While exciting, it’s important to note that the support for Android is not native to the QNX-based BlackBerry PlayBook OS used by RIM’s upcoming 7-inch tablet. Rather, RIM says PlayBook users will have to download two “app players” to provide an emulation environment for BlackBerry Java and Android 2.3 (Gingerbread) apps.
This move opens up RIM’s initial tablet offering to a wider swath of apps than it might otherwise have had at launch-and it eases the process of cross-platform development for app makers eager to get consumer eyeballs on their products, across all up-and-coming tablets. Currently, there are 25,000 BlackBerry Java apps available at BlackBerry App World. And Google’s Android Market officially lists over 170,000 Android apps, most of which will run on Android 2.3.
How Will It Work?
For developers, RIM says the switchover will be easy. Those with either BlackBerry or Android apps will simply be able to port them over to the BlackBerry PlayBook OS by repackaging the app and adding a code sign; the apps will then be submitted to the BlackBerry App World for purchase.
On the device side, the app players will be placed into what RIM refers to as a “secure sandbox” so that the Java or Android apps can run, without impacting the operation of the rest of the device. No word yet on how the apps within the sandbox will behave with respect to multitasking, for example. Typically software makers use sandboxing techniques to prevent hackers from gaining access to other parts of the device. Data is protected because a bug in one program doesn’t give the hacker access to other programs or data on the phone.
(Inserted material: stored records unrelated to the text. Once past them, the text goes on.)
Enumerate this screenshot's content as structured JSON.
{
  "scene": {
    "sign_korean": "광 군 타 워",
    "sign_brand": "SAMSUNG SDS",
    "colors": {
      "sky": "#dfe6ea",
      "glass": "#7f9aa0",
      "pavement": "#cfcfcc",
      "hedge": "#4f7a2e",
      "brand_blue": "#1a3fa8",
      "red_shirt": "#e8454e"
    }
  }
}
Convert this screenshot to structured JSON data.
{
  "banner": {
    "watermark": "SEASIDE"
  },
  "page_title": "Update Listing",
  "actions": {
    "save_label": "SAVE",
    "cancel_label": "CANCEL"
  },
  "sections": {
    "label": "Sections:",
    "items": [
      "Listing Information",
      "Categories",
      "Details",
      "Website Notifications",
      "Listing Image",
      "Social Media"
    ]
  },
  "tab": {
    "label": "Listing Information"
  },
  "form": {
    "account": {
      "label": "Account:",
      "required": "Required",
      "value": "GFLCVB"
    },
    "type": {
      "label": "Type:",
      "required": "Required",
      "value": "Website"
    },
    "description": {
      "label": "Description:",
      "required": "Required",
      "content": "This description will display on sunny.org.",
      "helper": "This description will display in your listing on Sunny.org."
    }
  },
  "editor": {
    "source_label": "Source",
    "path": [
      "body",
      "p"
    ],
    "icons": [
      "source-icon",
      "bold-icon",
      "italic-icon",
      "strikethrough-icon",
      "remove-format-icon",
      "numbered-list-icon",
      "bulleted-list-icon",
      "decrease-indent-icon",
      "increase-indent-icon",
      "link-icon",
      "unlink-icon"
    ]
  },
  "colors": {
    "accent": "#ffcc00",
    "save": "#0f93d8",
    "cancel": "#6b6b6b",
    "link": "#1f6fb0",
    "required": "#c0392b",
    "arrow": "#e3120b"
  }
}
The PlayBook’s two optional “app players” will provide run-time environments for BlackBerry Java apps and Android 2.3 apps. The players will let users download BlackBerry Java Apps and Android Apps from BlackBerry App World.
BlackBerry NDK Available This Summer
At the same time as RIM dropped this bombshell news, the company also announced that its BlackBerry Tablet OS Native Development Kit (NDK) will be going into open beta this summer, and will be demonstrated at BlackBerry World this May in Orlando. The NDK is currently in limited alpha release. With the NDK, developers will be able to construct multi-threaded, native C/C++ applications using standard GNU applications. This will make it easy to bring work done in standard C/C++ into the BlackBerry Tablet OS environment.
Depending upon how this works in practice, RIM’s shrewd move to support Android apps could prove a huge boon in the ongoing tablet wars. We’ll know soon enough how it’s implemented: The BlackBerry PlayBook ships on April 19.